Task ▸
Each record is to be written out exactly as it appears.

════════════════

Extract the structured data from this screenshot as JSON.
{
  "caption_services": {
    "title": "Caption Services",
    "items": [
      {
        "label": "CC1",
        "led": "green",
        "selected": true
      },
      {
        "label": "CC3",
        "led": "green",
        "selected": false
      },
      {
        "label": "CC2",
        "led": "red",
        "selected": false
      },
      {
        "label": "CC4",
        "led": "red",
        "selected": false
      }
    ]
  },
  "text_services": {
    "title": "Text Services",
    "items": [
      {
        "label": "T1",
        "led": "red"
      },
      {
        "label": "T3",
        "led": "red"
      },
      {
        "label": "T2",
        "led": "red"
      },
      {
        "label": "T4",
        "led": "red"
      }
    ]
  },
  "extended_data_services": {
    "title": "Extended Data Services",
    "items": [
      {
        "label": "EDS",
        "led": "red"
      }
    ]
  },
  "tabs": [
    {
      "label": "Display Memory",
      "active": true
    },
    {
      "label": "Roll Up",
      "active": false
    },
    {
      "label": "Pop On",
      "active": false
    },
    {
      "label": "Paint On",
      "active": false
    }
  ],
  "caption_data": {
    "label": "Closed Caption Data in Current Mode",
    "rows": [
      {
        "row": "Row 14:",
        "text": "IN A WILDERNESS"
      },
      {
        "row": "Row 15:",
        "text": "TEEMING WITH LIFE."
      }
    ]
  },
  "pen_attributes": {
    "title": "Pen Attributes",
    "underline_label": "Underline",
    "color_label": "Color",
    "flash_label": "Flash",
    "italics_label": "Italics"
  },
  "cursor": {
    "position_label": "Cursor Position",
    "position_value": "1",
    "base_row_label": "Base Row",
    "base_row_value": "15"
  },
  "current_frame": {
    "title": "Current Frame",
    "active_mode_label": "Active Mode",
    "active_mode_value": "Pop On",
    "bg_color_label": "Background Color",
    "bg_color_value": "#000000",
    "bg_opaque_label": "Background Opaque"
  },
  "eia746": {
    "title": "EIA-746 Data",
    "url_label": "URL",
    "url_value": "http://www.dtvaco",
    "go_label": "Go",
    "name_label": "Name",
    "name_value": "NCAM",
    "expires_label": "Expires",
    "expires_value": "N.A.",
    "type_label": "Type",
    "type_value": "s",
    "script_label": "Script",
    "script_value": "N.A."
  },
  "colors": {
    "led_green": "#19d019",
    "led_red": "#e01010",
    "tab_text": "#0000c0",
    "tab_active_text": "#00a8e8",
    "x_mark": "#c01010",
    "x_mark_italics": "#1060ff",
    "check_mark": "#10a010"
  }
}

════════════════

Response below ▸
Extract the structured data from this screenshot as JSON.
{
  "caption_services": {
    "title": "Caption Services",
    "items": [
      {
        "label": "CC1",
        "led": "green",
        "selected": true
      },
      {
        "label": "CC3",
        "led": "green",
        "selected": false
      },
      {
        "label": "CC2",
        "led": "red",
        "selected": false
      },
      {
        "label": "CC4",
        "led": "red",
        "selected": false
      }
    ]
  },
  "text_services": {
    "title": "Text Services",
    "items": [
      {
        "label": "T1",
        "led": "red"
      },
      {
        "label": "T3",
        "led": "red"
      },
      {
        "label": "T2",
        "led": "red"
      },
      {
        "label": "T4",
        "led": "red"
      }
    ]
  },
  "extended_data_services": {
    "title": "Extended Data Services",
    "items": [
      {
        "label": "EDS",
        "led": "red"
      }
    ]
  },
  "tabs": [
    {
      "label": "Display Memory",
      "active": true
    },
    {
      "label": "Roll Up",
      "active": false
    },
    {
      "label": "Pop On",
      "active": false
    },
    {
      "label": "Paint On",
      "active": false
    }
  ],
  "caption_data": {
    "label": "Closed Caption Data in Current Mode",
    "rows": [
      {
        "row": "Row 14:",
        "text": "IN A WILDERNESS"
      },
      {
        "row": "Row 15:",
        "text": "TEEMING WITH LIFE."
      }
    ]
  },
  "pen_attributes": {
    "title": "Pen Attributes",
    "underline_label": "Underline",
    "color_label": "Color",
    "flash_label": "Flash",
    "italics_label": "Italics"
  },
  "cursor": {
    "position_label": "Cursor Position",
    "position_value": "1",
    "base_row_label": "Base Row",
    "base_row_value": "15"
  },
  "current_frame": {
    "title": "Current Frame",
    "active_mode_label": "Active Mode",
    "active_mode_value": "Pop On",
    "bg_color_label": "Background Color",
    "bg_color_value": "#000000",
    "bg_opaque_label": "Background Opaque"
  },
  "eia746": {
    "title": "EIA-746 Data",
    "url_label": "URL",
    "url_value": "http://www.dtvaco",
    "go_label": "Go",
    "name_label": "Name",
    "name_value": "NCAM",
    "expires_label": "Expires",
    "expires_value": "N.A.",
    "type_label": "Type",
    "type_value": "s",
    "script_label": "Script",
    "script_value": "N.A."
  },
  "colors": {
    "led_green": "#19d019",
    "led_red": "#e01010",
    "tab_text": "#0000c0",
    "tab_active_text": "#00a8e8",
    "x_mark": "#c01010",
    "x_mark_italics": "#1060ff",
    "check_mark": "#10a010"
  }
}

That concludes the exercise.